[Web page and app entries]
===============

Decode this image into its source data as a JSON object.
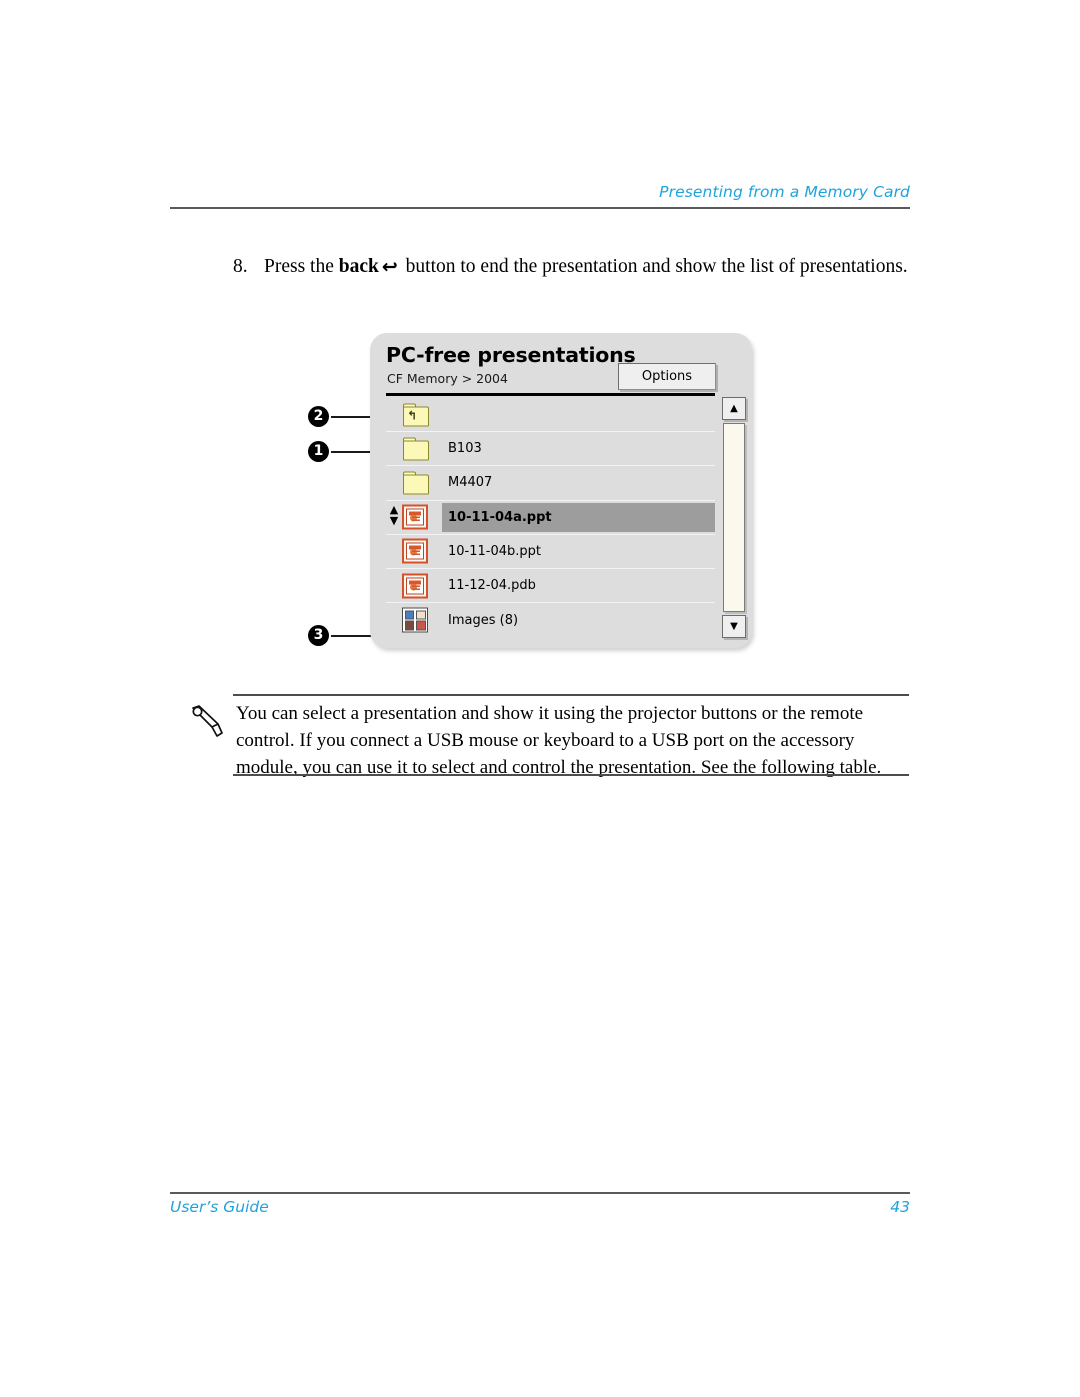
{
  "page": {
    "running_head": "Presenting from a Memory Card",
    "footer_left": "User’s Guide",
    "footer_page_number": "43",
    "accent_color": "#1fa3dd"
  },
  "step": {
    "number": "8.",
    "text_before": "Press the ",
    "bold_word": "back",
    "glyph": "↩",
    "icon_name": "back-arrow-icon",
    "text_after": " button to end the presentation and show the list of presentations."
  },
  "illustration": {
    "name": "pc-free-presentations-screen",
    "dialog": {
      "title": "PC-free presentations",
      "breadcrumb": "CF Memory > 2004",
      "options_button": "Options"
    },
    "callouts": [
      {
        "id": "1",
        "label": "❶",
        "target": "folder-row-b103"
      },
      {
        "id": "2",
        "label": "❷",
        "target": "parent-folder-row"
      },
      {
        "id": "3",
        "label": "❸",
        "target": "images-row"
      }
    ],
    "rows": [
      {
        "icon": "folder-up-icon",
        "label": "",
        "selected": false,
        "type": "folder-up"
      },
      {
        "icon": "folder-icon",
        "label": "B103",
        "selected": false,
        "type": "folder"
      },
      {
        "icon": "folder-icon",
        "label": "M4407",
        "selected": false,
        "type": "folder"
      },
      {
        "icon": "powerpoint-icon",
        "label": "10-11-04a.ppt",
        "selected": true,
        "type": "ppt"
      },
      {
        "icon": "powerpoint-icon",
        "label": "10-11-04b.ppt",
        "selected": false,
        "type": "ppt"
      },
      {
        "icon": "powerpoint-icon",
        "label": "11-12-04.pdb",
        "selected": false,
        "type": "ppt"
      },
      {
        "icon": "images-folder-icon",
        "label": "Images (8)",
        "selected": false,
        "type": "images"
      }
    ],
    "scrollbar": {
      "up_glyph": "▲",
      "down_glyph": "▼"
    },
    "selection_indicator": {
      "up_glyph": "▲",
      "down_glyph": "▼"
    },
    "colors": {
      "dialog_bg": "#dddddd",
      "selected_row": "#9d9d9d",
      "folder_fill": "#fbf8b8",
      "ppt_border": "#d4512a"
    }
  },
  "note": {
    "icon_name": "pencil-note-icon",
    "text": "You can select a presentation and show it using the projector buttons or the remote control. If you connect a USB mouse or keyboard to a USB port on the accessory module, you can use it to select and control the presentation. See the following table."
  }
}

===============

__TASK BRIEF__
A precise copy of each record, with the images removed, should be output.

__COMPLETED EXERCISE__
Decode this image into its source data as a JSON object.
{
  "page": {
    "running_head": "Presenting from a Memory Card",
    "footer_left": "User’s Guide",
    "footer_page_number": "43",
    "accent_color": "#1fa3dd"
  },
  "step": {
    "number": "8.",
    "text_before": "Press the ",
    "bold_word": "back",
    "glyph": "↩",
    "icon_name": "back-arrow-icon",
    "text_after": " button to end the presentation and show the list of presentations."
  },
  "illustration": {
    "name": "pc-free-presentations-screen",
    "dialog": {
      "title": "PC-free presentations",
      "breadcrumb": "CF Memory > 2004",
      "options_button": "Options"
    },
    "callouts": [
      {
        "id": "1",
        "label": "❶",
        "target": "folder-row-b103"
      },
      {
        "id": "2",
        "label": "❷",
        "target": "parent-folder-row"
      },
      {
        "id": "3",
        "label": "❸",
        "target": "images-row"
      }
    ],
    "rows": [
      {
        "icon": "folder-up-icon",
        "label": "",
        "selected": false,
        "type": "folder-up"
      },
      {
        "icon": "folder-icon",
        "label": "B103",
        "selected": false,
        "type": "folder"
      },
      {
        "icon": "folder-icon",
        "label": "M4407",
        "selected": false,
        "type": "folder"
      },
      {
        "icon": "powerpoint-icon",
        "label": "10-11-04a.ppt",
        "selected": true,
        "type": "ppt"
      },
      {
        "icon": "powerpoint-icon",
        "label": "10-11-04b.ppt",
        "selected": false,
        "type": "ppt"
      },
      {
        "icon": "powerpoint-icon",
        "label": "11-12-04.pdb",
        "selected": false,
        "type": "ppt"
      },
      {
        "icon": "images-folder-icon",
        "label": "Images (8)",
        "selected": false,
        "type": "images"
      }
    ],
    "scrollbar": {
      "up_glyph": "▲",
      "down_glyph": "▼"
    },
    "selection_indicator": {
      "up_glyph": "▲",
      "down_glyph": "▼"
    },
    "colors": {
      "dialog_bg": "#dddddd",
      "selected_row": "#9d9d9d",
      "folder_fill": "#fbf8b8",
      "ppt_border": "#d4512a"
    }
  },
  "note": {
    "icon_name": "pencil-note-icon",
    "text": "You can select a presentation and show it using the projector buttons or the remote control. If you connect a USB mouse or keyboard to a USB port on the accessory module, you can use it to select and control the presentation. See the following table."
  }
}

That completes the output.